*What you have to do:* Output the entries below exactly as written, omitting pictures.

Records from a dataset:
++++++++++

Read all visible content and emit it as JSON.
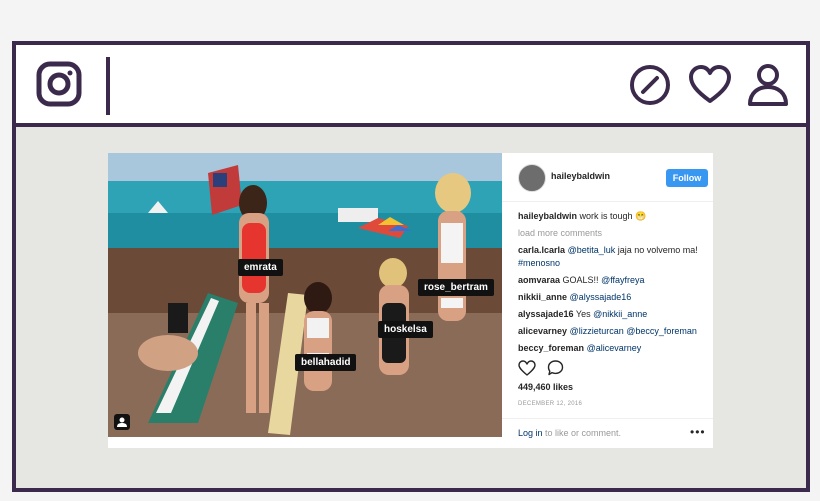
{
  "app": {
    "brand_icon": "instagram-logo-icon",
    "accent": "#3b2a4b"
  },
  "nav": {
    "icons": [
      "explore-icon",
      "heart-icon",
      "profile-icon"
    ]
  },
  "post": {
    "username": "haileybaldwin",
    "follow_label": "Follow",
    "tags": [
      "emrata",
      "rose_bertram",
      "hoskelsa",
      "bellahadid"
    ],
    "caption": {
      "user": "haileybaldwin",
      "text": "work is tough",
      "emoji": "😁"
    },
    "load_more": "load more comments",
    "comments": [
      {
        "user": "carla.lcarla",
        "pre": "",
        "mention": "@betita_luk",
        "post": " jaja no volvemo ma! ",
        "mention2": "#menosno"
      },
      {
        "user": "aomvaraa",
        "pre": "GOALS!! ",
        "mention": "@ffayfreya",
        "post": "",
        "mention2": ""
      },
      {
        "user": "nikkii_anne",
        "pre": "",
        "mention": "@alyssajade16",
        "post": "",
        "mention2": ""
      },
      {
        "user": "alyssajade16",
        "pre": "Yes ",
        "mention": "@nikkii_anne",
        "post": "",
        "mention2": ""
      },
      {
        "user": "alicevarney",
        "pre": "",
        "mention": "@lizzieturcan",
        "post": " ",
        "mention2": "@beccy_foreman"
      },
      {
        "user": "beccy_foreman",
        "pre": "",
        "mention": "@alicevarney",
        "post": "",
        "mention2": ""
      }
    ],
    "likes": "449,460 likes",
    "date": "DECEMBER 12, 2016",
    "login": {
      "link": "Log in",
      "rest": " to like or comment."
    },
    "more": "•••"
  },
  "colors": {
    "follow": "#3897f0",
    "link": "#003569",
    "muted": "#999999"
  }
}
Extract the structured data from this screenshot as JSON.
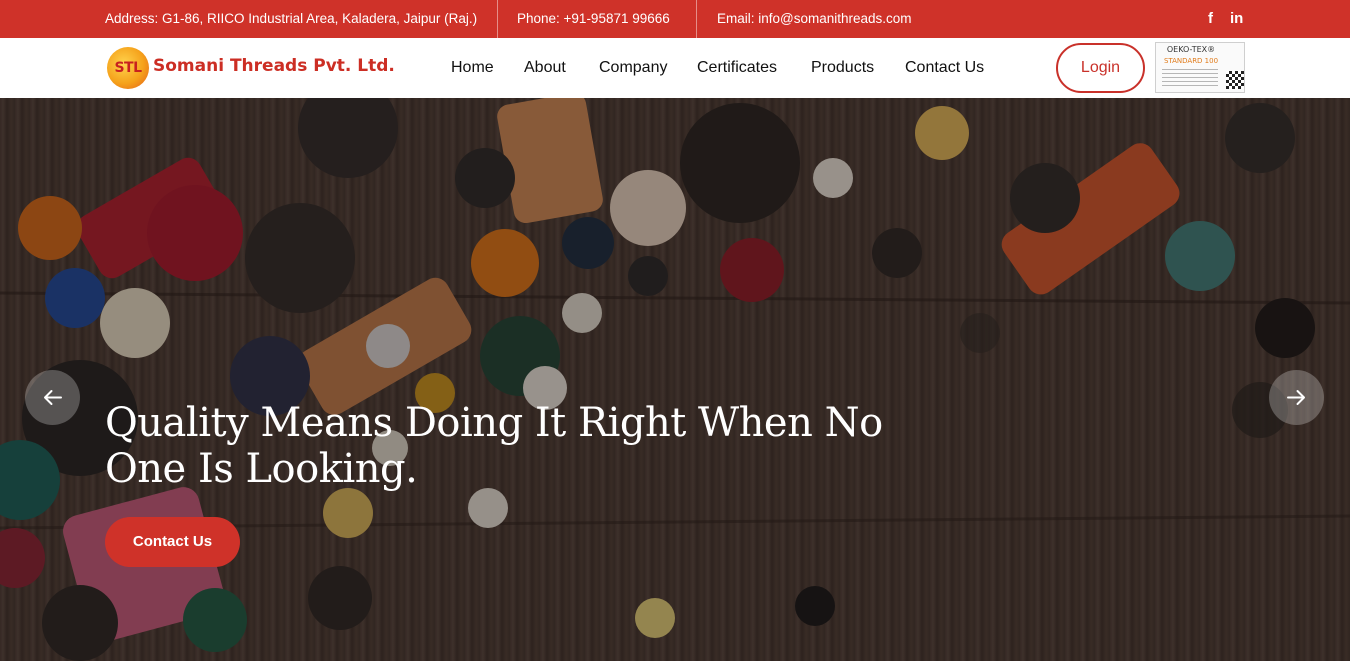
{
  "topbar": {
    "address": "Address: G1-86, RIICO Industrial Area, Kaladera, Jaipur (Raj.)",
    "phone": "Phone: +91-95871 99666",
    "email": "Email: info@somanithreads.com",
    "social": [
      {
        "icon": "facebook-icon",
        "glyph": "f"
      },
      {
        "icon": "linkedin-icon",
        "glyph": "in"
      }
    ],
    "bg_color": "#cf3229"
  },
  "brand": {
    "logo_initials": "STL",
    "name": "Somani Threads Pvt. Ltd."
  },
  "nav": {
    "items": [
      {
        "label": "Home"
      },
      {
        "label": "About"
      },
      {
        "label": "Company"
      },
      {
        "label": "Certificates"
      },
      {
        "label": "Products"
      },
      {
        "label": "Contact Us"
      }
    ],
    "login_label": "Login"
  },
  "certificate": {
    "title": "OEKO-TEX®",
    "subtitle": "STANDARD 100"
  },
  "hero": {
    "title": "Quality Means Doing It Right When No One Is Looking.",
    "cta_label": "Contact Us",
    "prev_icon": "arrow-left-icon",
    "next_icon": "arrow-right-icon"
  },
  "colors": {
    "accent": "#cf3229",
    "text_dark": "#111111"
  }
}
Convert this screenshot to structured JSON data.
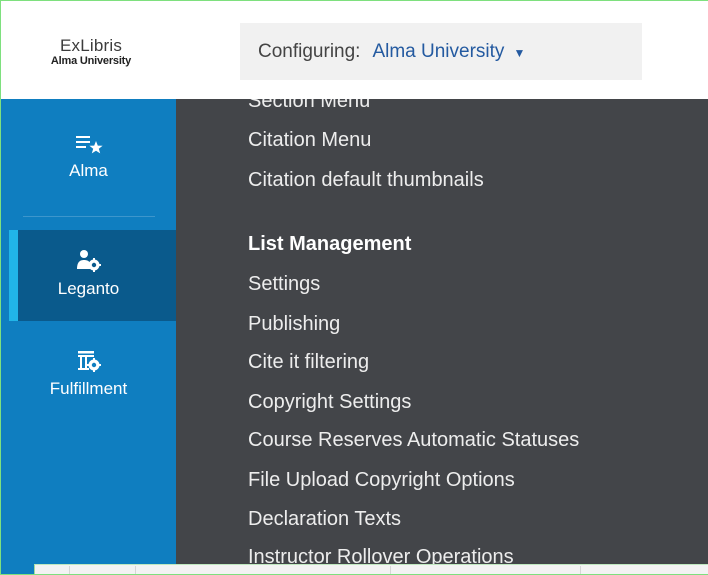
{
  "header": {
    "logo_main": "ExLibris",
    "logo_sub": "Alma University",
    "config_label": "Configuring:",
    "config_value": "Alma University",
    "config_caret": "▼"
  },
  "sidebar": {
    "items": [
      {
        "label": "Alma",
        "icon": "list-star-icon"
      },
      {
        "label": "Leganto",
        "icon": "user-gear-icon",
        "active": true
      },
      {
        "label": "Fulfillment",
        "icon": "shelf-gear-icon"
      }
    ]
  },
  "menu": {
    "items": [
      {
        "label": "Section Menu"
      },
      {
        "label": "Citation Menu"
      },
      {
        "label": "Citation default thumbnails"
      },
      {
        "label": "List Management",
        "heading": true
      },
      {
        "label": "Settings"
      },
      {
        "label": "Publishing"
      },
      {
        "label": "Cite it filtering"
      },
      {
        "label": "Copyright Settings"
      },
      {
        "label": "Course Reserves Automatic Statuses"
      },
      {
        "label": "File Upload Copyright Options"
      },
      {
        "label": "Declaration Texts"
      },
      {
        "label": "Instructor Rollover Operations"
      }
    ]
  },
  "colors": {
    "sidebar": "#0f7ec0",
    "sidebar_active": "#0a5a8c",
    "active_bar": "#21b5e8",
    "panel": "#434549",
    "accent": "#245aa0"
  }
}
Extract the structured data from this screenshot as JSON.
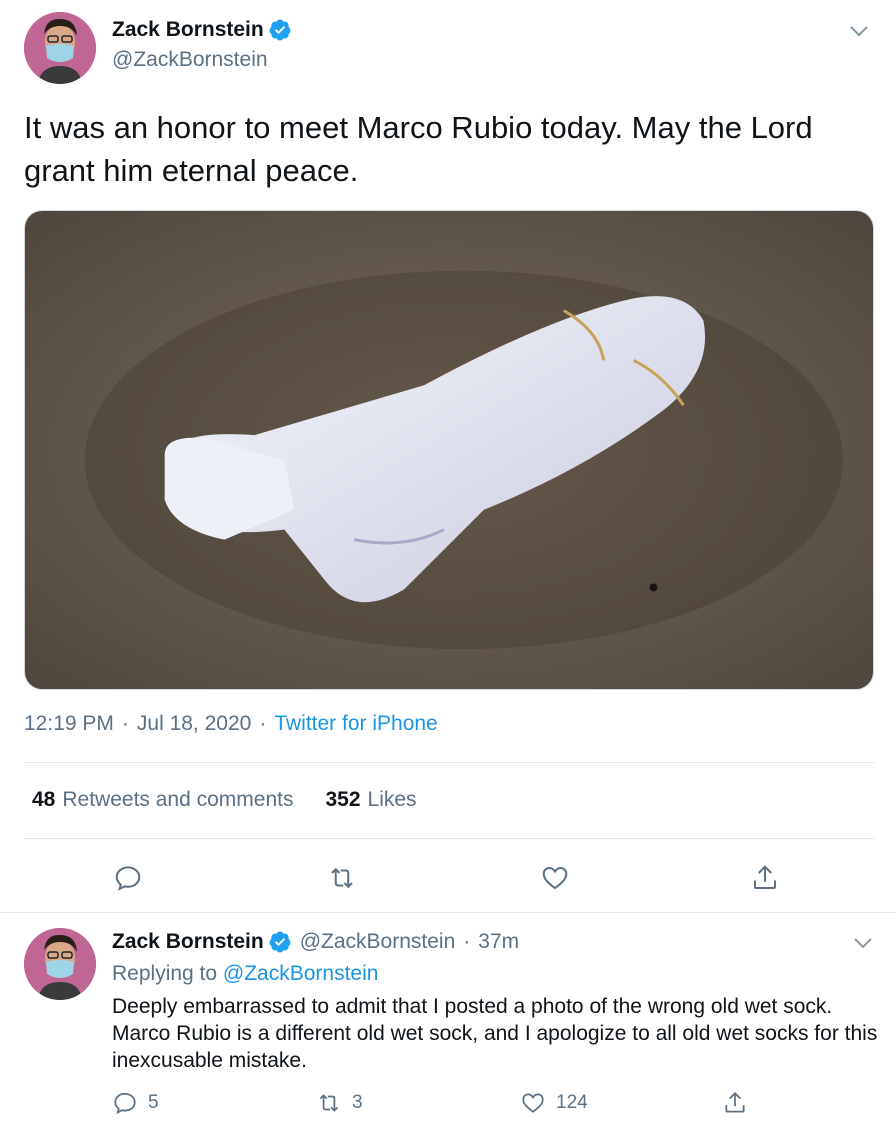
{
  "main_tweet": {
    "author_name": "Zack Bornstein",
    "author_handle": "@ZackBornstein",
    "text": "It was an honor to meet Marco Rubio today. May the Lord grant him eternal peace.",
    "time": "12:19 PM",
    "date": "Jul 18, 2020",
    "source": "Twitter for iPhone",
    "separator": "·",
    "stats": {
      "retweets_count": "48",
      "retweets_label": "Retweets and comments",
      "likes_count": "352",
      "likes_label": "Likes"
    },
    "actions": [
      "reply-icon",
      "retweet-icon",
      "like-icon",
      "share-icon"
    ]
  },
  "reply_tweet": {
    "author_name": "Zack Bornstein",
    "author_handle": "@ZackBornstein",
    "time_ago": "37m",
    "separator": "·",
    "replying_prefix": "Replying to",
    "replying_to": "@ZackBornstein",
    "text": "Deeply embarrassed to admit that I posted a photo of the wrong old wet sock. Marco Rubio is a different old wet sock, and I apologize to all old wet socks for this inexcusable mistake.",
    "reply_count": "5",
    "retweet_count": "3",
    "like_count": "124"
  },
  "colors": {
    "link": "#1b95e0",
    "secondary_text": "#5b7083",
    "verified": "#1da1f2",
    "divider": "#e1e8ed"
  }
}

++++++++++

*Answer to this task:*
Read all visible content and emit it as JSON.
{
  "app": {
    "brand_icon": "instagram-logo-icon",
    "accent": "#3b2a4b"
  },
  "nav": {
    "icons": [
      "explore-icon",
      "heart-icon",
      "profile-icon"
    ]
  },
  "post": {
    "username": "haileybaldwin",
    "follow_label": "Follow",
    "tags": [
      "emrata",
      "rose_bertram",
      "hoskelsa",
      "bellahadid"
    ],
    "caption": {
      "user": "haileybaldwin",
      "text": "work is tough",
      "emoji": "😁"
    },
    "load_more": "load more comments",
    "comments": [
      {
        "user": "carla.lcarla",
        "pre": "",
        "mention": "@betita_luk",
        "post": " jaja no volvemo ma! ",
        "mention2": "#menosno"
      },
      {
        "user": "aomvaraa",
        "pre": "GOALS!! ",
        "mention": "@ffayfreya",
        "post": "",
        "mention2": ""
      },
      {
        "user": "nikkii_anne",
        "pre": "",
        "mention": "@alyssajade16",
        "post": "",
        "mention2": ""
      },
      {
        "user": "alyssajade16",
        "pre": "Yes ",
        "mention": "@nikkii_anne",
        "post": "",
        "mention2": ""
      },
      {
        "user": "alicevarney",
        "pre": "",
        "mention": "@lizzieturcan",
        "post": " ",
        "mention2": "@beccy_foreman"
      },
      {
        "user": "beccy_foreman",
        "pre": "",
        "mention": "@alicevarney",
        "post": "",
        "mention2": ""
      }
    ],
    "likes": "449,460 likes",
    "date": "DECEMBER 12, 2016",
    "login": {
      "link": "Log in",
      "rest": " to like or comment."
    },
    "more": "•••"
  },
  "colors": {
    "follow": "#3897f0",
    "link": "#003569",
    "muted": "#999999"
  }
}
Extract the structured data from this screenshot as JSON.
{
  "topbar": {
    "address": "Address: G1-86, RIICO Industrial Area, Kaladera, Jaipur (Raj.)",
    "phone": "Phone: +91-95871 99666",
    "email": "Email: info@somanithreads.com",
    "social": [
      {
        "icon": "facebook-icon",
        "glyph": "f"
      },
      {
        "icon": "linkedin-icon",
        "glyph": "in"
      }
    ],
    "bg_color": "#cf3229"
  },
  "brand": {
    "logo_initials": "STL",
    "name": "Somani Threads Pvt. Ltd."
  },
  "nav": {
    "items": [
      {
        "label": "Home"
      },
      {
        "label": "About"
      },
      {
        "label": "Company"
      },
      {
        "label": "Certificates"
      },
      {
        "label": "Products"
      },
      {
        "label": "Contact Us"
      }
    ],
    "login_label": "Login"
  },
  "certificate": {
    "title": "OEKO-TEX®",
    "subtitle": "STANDARD 100"
  },
  "hero": {
    "title": "Quality Means Doing It Right When No One Is Looking.",
    "cta_label": "Contact Us",
    "prev_icon": "arrow-left-icon",
    "next_icon": "arrow-right-icon"
  },
  "colors": {
    "accent": "#cf3229",
    "text_dark": "#111111"
  }
}
Convert this screenshot to structured JSON data.
{
  "header": {
    "logo_main": "ExLibris",
    "logo_sub": "Alma University",
    "config_label": "Configuring:",
    "config_value": "Alma University",
    "config_caret": "▼"
  },
  "sidebar": {
    "items": [
      {
        "label": "Alma",
        "icon": "list-star-icon"
      },
      {
        "label": "Leganto",
        "icon": "user-gear-icon",
        "active": true
      },
      {
        "label": "Fulfillment",
        "icon": "shelf-gear-icon"
      }
    ]
  },
  "menu": {
    "items": [
      {
        "label": "Section Menu"
      },
      {
        "label": "Citation Menu"
      },
      {
        "label": "Citation default thumbnails"
      },
      {
        "label": "List Management",
        "heading": true
      },
      {
        "label": "Settings"
      },
      {
        "label": "Publishing"
      },
      {
        "label": "Cite it filtering"
      },
      {
        "label": "Copyright Settings"
      },
      {
        "label": "Course Reserves Automatic Statuses"
      },
      {
        "label": "File Upload Copyright Options"
      },
      {
        "label": "Declaration Texts"
      },
      {
        "label": "Instructor Rollover Operations"
      }
    ]
  },
  "colors": {
    "sidebar": "#0f7ec0",
    "sidebar_active": "#0a5a8c",
    "active_bar": "#21b5e8",
    "panel": "#434549",
    "accent": "#245aa0"
  }
}
Extract the structured data from this screenshot as JSON.
{
  "main_tweet": {
    "author_name": "Zack Bornstein",
    "author_handle": "@ZackBornstein",
    "text": "It was an honor to meet Marco Rubio today. May the Lord grant him eternal peace.",
    "time": "12:19 PM",
    "date": "Jul 18, 2020",
    "source": "Twitter for iPhone",
    "separator": "·",
    "stats": {
      "retweets_count": "48",
      "retweets_label": "Retweets and comments",
      "likes_count": "352",
      "likes_label": "Likes"
    },
    "actions": [
      "reply-icon",
      "retweet-icon",
      "like-icon",
      "share-icon"
    ]
  },
  "reply_tweet": {
    "author_name": "Zack Bornstein",
    "author_handle": "@ZackBornstein",
    "time_ago": "37m",
    "separator": "·",
    "replying_prefix": "Replying to",
    "replying_to": "@ZackBornstein",
    "text": "Deeply embarrassed to admit that I posted a photo of the wrong old wet sock. Marco Rubio is a different old wet sock, and I apologize to all old wet socks for this inexcusable mistake.",
    "reply_count": "5",
    "retweet_count": "3",
    "like_count": "124"
  },
  "colors": {
    "link": "#1b95e0",
    "secondary_text": "#5b7083",
    "verified": "#1da1f2",
    "divider": "#e1e8ed"
  }
}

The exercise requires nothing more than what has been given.